Stories your Grandmother told you are not true.........These myths about caring for artifacts are just that MYTHS. People truly believe they are true and are practicing them today.
Published on: Mar 4, 2016
Transcripts - Preservation Myths
Stories from your grandmother that are
These practices have been around for a long
•Some were thought to logical………
•Some from old but misguided manuals………
•Some are down right nuts.!!
This presentation is to help dispels some
practices that could do harm to your collection.
• All wood and their finishes
need to be “fed”
A long time favorite is: linseed oil,
vinegar, beeswax and turpentine.
• Ultra-violet films,
Plexiglas, and additives
will last forever
• Same with acid-free
• Temperature fluctuations are harmless.
• “Cold temperatures are (almost always) good, not bad for collections.”
• Humidity must be tightly controlled in a
very narrow band.
• “Putting a shot glass of water in an unsealed exhibit case is beneficial to
regulating the RH”
• Light kills mold
• Polish copper and brass with salt and
• “An alternate recipe I have seen would have you use some toothpaste
in the mix for its natural abrasive properties; and I suppose your silver
would be minty fresh.”
• Tarnex works great.
• Polish silver often.
• Commercial brass cleaners are fine.
• For abraded gold gilding I often get: "can't you just put
more gold paint on".

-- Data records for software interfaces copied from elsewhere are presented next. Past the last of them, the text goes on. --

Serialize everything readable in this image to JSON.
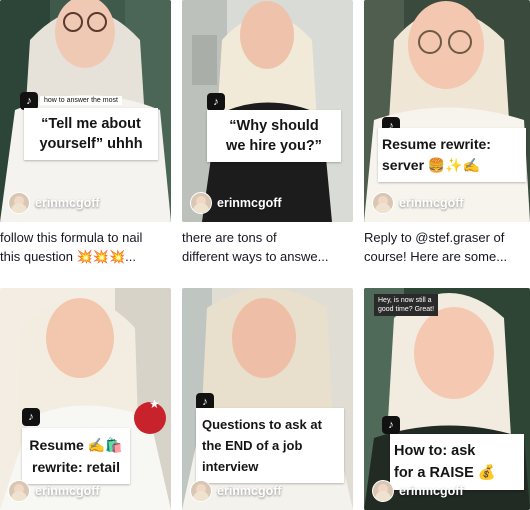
{
  "videos": [
    {
      "caption_lines": [
        "“Tell me about",
        "yourself” uhhh"
      ],
      "top_tag": "how to answer the most",
      "username": "erinmcgoff",
      "description": [
        "follow this formula to nail",
        "this question 💥💥💥..."
      ],
      "icon": "tiktok-logo-icon"
    },
    {
      "caption_lines": [
        "“Why should",
        "we hire you?”"
      ],
      "username": "erinmcgoff",
      "description": [
        "there are tons of",
        "different ways to answe..."
      ],
      "icon": "tiktok-logo-icon"
    },
    {
      "caption_lines": [
        "Resume rewrite:",
        "server 🍔✨✍️"
      ],
      "username": "erinmcgoff",
      "description": [
        "Reply to @stef.graser of",
        "course! Here are some..."
      ],
      "icon": "tiktok-logo-icon"
    },
    {
      "caption_lines": [
        "Resume ✍️🛍️",
        "rewrite: retail"
      ],
      "username": "erinmcgoff",
      "icon": "tiktok-logo-icon"
    },
    {
      "caption_lines": [
        "Questions to ask at",
        "the END of a job",
        "interview"
      ],
      "username": "erinmcgoff",
      "icon": "tiktok-logo-icon"
    },
    {
      "caption_lines": [
        "How to: ask",
        "for a RAISE 💰"
      ],
      "top_tag_lines": [
        "Hey, is now still a",
        "good time? Great!"
      ],
      "username": "erinmcgoff",
      "icon": "tiktok-logo-icon"
    }
  ]
}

• Remove white spots on table tops
using mayonnaise, butter and cigars
• Murphy’s Oil Soap is magic.
• Using Pledge on anything. “Please stop now.”
• Dust is a protective crust.
• Non-glare glass in framing will
• Cut holes in the backing boards of
paintings so they can breathe.
• Remove artifacts from their cases and
put into storage so they can “rest”.
• (giving the false idea that this ‘resting’ some how
rejuvenates said object and undoes all those years of
• To rid books of musty
smells, sprinkle talcum
powder between the pages,
wrap and store for several
• Bounty and other premium paper
towels are made from cotton fibers.
• “I contacted all the major paper towel manufacturers and
all the really nice ones are made from virgin wood pulp.”
• If water is to be used in cleaning, it
must be deionized.
• Bronze and glass disease is
• Copper corrosion is a stabile
patina on outdoor bronze.
• “Cleaning coins in lemon juice. Even the dealers
do it…… Yikes!”
• Clean small marble sculptures with
laundry soap and put in microwave.
• Soak ivory in milk to whiten then coat with
Vaseline motor oil, or any oily substance.
Keeps them from cracking.
• Soak quilt stains in buttermilk and lay in
the sun to whiten.
• Clean paintings with egg wash.
• Clean paintings with raw potato or
• Clean paintings with gasoline.
• Clean paintings with bread.
• A sprinkler system is a greater risk
than the fire itself.
• “ A sprinkler system is rarely a greater risk to your
collection than the fire it will suppress.”
• Treat all skins, hides and taxidermy
trophies with arsenic to keep bug free.
• Deacidify paper with Rolaids or Milk of
Magnesia and seltzer water.
• Put your woven baskets in a tub of water
• “to keep nice and supple….jeez”.
• (this resulted in one collector who coated his baskets
• Dry cleaning historic textiles is good.
• “Several traditional remedies applied to textiles in the past actually
contributed to their demise rather than extending their life. Early 'dry'
cleaning used an absorbent powder, such as Fullers earth (a natural
clay that is slightly alkaline) bran or cornmeal. The powder was
worked into the textile and then brushed away in the hope that it
would absorb and remove oily stains. Bread, lightly rolled over a
textile, was also recommended to removing grubbiness and surface
• Remove smoke and mold odors with
• Clean leather with Saddle Soap
and liberally soak with a good
leather dressing like the British
• “Feeding leather! It's already dead. My dad still won't
•And last but not
• Laminate paper and valuable
documents so they last forever.
• You can find a depressing amount of "myths" or just bad
advice on WikiHow.
Be careful what you read…………..